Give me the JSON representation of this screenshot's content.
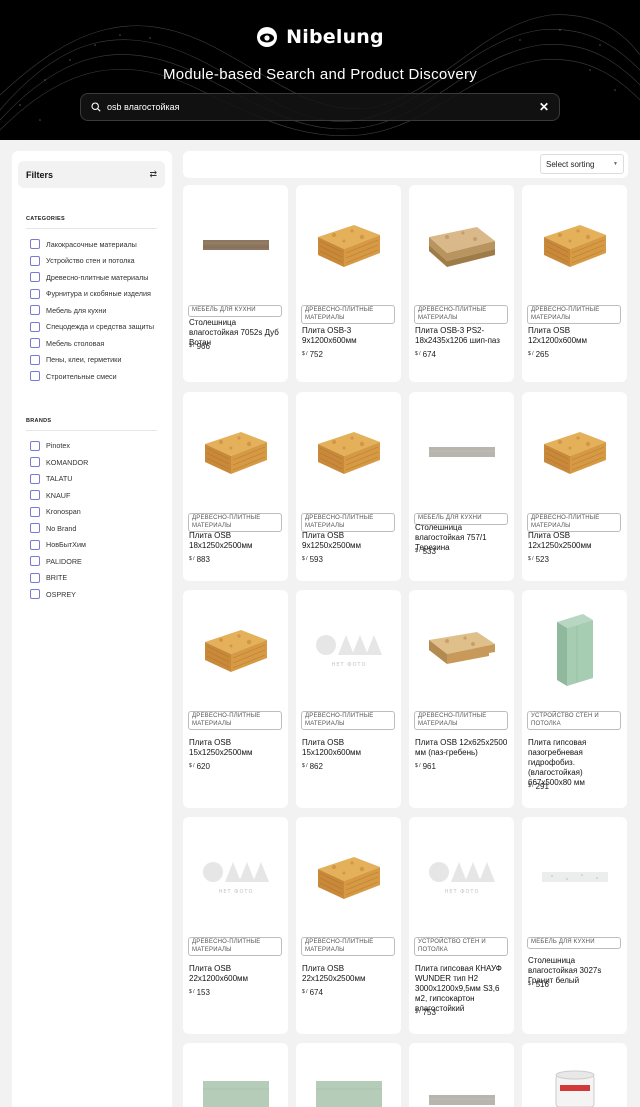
{
  "header": {
    "brand": "Nibelung",
    "title": "Module-based Search and Product Discovery",
    "search_value": "osb влагостойкая"
  },
  "sidebar": {
    "filters_label": "Filters",
    "categories_title": "CATEGORIES",
    "categories": [
      "Лакокрасочные материалы",
      "Устройство стен и потолка",
      "Древесно-плитные материалы",
      "Фурнитура и скобяные изделия",
      "Мебель для кухни",
      "Спецодежда и средства защиты",
      "Мебель столовая",
      "Пены, клеи, герметики",
      "Строительные смеси"
    ],
    "brands_title": "BRANDS",
    "brands": [
      "Pinotex",
      "KOMANDOR",
      "TALATU",
      "KNAUF",
      "Kronospan",
      "No Brand",
      "НовБытХим",
      "PALIDORE",
      "BRITE",
      "OSPREY"
    ]
  },
  "toolbar": {
    "sort_label": "Select sorting"
  },
  "currency": "$ /",
  "no_photo_label": "НЕТ ФОТО",
  "products": [
    {
      "image": "countertop-oak",
      "tag": "МЕБЕЛЬ ДЛЯ КУХНИ",
      "title": "Столешница влагостойкая 7052s Дуб Вотан",
      "price": "966"
    },
    {
      "image": "osb-block",
      "tag": "ДРЕВЕСНО-ПЛИТНЫЕ МАТЕРИАЛЫ",
      "title": "Плита OSB-3 9x1200x600мм",
      "price": "752"
    },
    {
      "image": "osb-sheets",
      "tag": "ДРЕВЕСНО-ПЛИТНЫЕ МАТЕРИАЛЫ",
      "title": "Плита OSB-3 PS2-18x2435x1206 шип-паз",
      "price": "674"
    },
    {
      "image": "osb-block",
      "tag": "ДРЕВЕСНО-ПЛИТНЫЕ МАТЕРИАЛЫ",
      "title": "Плита OSB 12x1200x600мм",
      "price": "265"
    },
    {
      "image": "osb-block",
      "tag": "ДРЕВЕСНО-ПЛИТНЫЕ МАТЕРИАЛЫ",
      "title": "Плита OSB 18x1250x2500мм",
      "price": "883"
    },
    {
      "image": "osb-block",
      "tag": "ДРЕВЕСНО-ПЛИТНЫЕ МАТЕРИАЛЫ",
      "title": "Плита OSB 9x1250x2500мм",
      "price": "593"
    },
    {
      "image": "countertop-grey",
      "tag": "МЕБЕЛЬ ДЛЯ КУХНИ",
      "title": "Столешница влагостойкая 757/1 Терезина",
      "price": "533"
    },
    {
      "image": "osb-block",
      "tag": "ДРЕВЕСНО-ПЛИТНЫЕ МАТЕРИАЛЫ",
      "title": "Плита OSB 12x1250x2500мм",
      "price": "523"
    },
    {
      "image": "osb-block",
      "tag": "ДРЕВЕСНО-ПЛИТНЫЕ МАТЕРИАЛЫ",
      "title": "Плита OSB 15x1250x2500мм",
      "price": "620"
    },
    {
      "image": "no-photo",
      "tag": "ДРЕВЕСНО-ПЛИТНЫЕ МАТЕРИАЛЫ",
      "title": "Плита OSB 15x1200x600мм",
      "price": "862"
    },
    {
      "image": "osb-tongue",
      "tag": "ДРЕВЕСНО-ПЛИТНЫЕ МАТЕРИАЛЫ",
      "title": "Плита OSB 12x625x2500 мм (паз-гребень)",
      "price": "961"
    },
    {
      "image": "gypsum-slab",
      "tag": "УСТРОЙСТВО СТЕН И ПОТОЛКА",
      "title": "Плита гипсовая пазогребневая гидрофобиз. (влагостойкая) 667x500x80 мм",
      "price": "291"
    },
    {
      "image": "no-photo",
      "tag": "ДРЕВЕСНО-ПЛИТНЫЕ МАТЕРИАЛЫ",
      "title": "Плита OSB 22x1200x600мм",
      "price": "153"
    },
    {
      "image": "osb-block",
      "tag": "ДРЕВЕСНО-ПЛИТНЫЕ МАТЕРИАЛЫ",
      "title": "Плита OSB 22x1250x2500мм",
      "price": "674"
    },
    {
      "image": "no-photo",
      "tag": "УСТРОЙСТВО СТЕН И ПОТОЛКА",
      "title": "Плита гипсовая КНАУФ WUNDER тип Н2 3000x1200x9,5мм S3,6 м2, гипсокартон влагостойкий",
      "price": "753"
    },
    {
      "image": "countertop-white",
      "tag": "МЕБЕЛЬ ДЛЯ КУХНИ",
      "title": "Столешница влагостойкая 3027s Гранит белый",
      "price": "516"
    },
    {
      "image": "gypsum-board",
      "tag": "",
      "title": "",
      "price": ""
    },
    {
      "image": "gypsum-board",
      "tag": "",
      "title": "",
      "price": ""
    },
    {
      "image": "countertop-grey",
      "tag": "",
      "title": "",
      "price": ""
    },
    {
      "image": "paint-bucket",
      "tag": "",
      "title": "",
      "price": ""
    }
  ],
  "colors": {
    "accent": "#7a7ad0",
    "header_bg": "#000000",
    "page_bg": "#f2f2f2"
  }
}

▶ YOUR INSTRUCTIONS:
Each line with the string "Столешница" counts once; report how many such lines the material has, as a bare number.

▶ YOUR RESPONSE:
3